Photo of Phil TrowbridgeThe NHDES Land Resources Management (LRM) Program gained a new leader in January of this year when Philip Trowbridge returned to the agency after leaving in 2014 to work in California. Serving as the LRM Program Administrator, Trowbridge will oversee the permit programs that regulate land development activities throughout the state, including the Alteration of Terrain Bureau, Subsurface Systems Bureau, Wetlands Bureau and the Shoreland Program.

During his first stint at NHDES, Trowbridge was in the Watershed Management Bureau, serving as the staff scientist for what is now the Piscataqua Region Estuary Partnership and as Water Quality Standards Program Manager. Trowbridge said he spent a lot of time out on boats collecting samples and wading through icy waters to measure chlorides near Interstate 93.

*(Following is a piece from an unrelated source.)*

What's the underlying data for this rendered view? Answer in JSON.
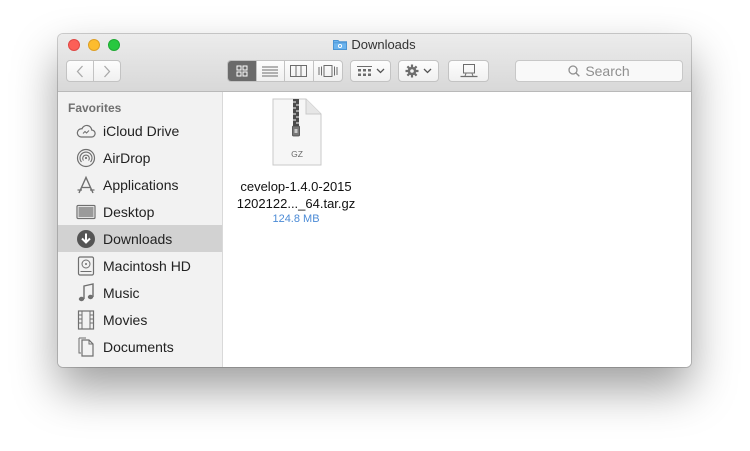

“This work gave me a great appreciation for the complexity and importance of water and water quality in New Hampshire, from rainfall to groundwater to wetlands to lakes, rivers and estuaries,” he said.

Trowbridge was honored with NHDES’ David S. Chase Award for Science in 2013.

Trowbridge left NHDES in 2014 to be the manager of the Regional Monitoring Program for San Francisco Bay. His role was to manage the overall program from strategic goals to day-to-day operations and everything in between, including finances and the particularly complex and important area of governance.

Returning to the East Coast 2018, Trowbridge served as the Assistant Director for the Water Planning and Management Division at Connecticut Department of Energy and Environmental Protection (DEEP). He supervised a team that did many of the same functions as the NHDES Watershed Management Bureau.

“DEEP is interesting because it is the equivalent of NHDES, Fish and Game, Public Utilities Commission, and parts of Department of Natural and Cultural Resources all in one big agency,” he said. “It was a great arrangement for integrating water quality programs with wildlife conservation and energy programs.”

Trowbridge sees a lot of opportunities for the LRM Program, starting with the caliber of people on the staff.
“First and foremost, we have great people,” he said. “One benefit of leaving NHDES for a while is gaining perspective on the quality of our staff. With great people we can do great things.”

One of those great things is keeping up with demand for permits, within statutory timelines, while making process improvements recommended by an external audit of the Wetlands Program. Secondly, the LRM Program is poised for more e-permitting solutions, capitalizing on the experience of having already transitioned the Subsurface Systems Bureau to e-permitting. Finally, the COVID-19 pandemic has highlighted strong public support for nature, water and economic development, and Trowbridge emphasizes that LRM staff are essential workers at the interface of these three things.

“I want to take advantage of this moment in time to show the value of our programs in people’s lives,” he said.